▶ Records contained in a dataset:
+++

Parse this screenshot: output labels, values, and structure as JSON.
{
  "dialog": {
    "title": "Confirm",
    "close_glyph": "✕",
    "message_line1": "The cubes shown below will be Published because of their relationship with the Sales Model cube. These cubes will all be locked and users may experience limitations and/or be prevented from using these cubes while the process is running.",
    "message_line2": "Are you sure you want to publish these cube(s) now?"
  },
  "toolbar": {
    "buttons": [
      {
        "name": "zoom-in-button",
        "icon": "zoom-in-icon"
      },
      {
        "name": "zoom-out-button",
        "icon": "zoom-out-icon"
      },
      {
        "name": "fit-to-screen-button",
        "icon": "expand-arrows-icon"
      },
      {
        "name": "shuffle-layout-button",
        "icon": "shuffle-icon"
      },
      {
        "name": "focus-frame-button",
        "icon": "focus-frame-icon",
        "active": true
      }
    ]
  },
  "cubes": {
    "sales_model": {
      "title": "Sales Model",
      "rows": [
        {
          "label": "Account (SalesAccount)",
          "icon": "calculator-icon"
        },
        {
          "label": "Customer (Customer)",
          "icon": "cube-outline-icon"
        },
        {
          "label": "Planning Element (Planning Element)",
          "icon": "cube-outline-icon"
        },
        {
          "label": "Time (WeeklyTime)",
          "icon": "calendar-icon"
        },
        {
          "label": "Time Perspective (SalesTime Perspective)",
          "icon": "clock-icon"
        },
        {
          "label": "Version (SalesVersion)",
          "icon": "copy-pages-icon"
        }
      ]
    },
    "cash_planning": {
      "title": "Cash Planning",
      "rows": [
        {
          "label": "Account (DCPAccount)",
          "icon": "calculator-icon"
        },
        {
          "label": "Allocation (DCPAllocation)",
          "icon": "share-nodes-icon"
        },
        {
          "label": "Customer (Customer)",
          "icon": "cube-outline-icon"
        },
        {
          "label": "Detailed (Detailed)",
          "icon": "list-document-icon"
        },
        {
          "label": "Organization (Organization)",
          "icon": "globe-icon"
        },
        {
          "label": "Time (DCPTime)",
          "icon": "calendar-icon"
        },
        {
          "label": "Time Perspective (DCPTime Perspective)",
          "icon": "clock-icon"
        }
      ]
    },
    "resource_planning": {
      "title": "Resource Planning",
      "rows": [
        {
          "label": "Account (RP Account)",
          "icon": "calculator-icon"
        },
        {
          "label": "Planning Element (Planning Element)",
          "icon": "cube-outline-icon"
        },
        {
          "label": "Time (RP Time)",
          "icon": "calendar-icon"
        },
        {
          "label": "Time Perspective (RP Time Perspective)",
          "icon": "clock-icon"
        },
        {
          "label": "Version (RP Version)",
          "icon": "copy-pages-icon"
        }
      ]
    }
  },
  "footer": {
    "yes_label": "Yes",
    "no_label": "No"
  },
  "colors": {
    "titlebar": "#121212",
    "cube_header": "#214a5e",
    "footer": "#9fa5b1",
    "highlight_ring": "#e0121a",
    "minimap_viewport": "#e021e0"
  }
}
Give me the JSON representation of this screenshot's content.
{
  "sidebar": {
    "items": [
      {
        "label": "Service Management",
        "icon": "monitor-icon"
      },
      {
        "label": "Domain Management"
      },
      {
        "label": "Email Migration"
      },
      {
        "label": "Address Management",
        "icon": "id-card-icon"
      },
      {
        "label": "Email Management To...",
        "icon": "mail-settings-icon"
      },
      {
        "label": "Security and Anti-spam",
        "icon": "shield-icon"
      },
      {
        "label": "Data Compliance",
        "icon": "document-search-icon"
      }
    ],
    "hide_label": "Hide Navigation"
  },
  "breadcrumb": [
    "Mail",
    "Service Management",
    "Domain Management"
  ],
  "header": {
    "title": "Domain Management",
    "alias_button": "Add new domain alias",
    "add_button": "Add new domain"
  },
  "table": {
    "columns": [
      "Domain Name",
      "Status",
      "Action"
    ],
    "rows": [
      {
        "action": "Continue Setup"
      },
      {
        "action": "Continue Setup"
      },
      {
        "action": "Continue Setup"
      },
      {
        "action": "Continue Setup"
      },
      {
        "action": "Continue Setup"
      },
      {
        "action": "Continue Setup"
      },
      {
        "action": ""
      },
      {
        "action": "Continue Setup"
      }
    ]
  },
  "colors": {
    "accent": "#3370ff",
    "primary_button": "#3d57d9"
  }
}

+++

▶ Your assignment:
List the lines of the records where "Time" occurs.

▶ Exercise result:
          "label": "Time (WeeklyTime)",
          "label": "Time Perspective (SalesTime Perspective)",
          "label": "Time (DCPTime)",
          "label": "Time Perspective (DCPTime Perspective)",
          "label": "Time (RP Time)",
          "label": "Time Perspective (RP Time Perspective)",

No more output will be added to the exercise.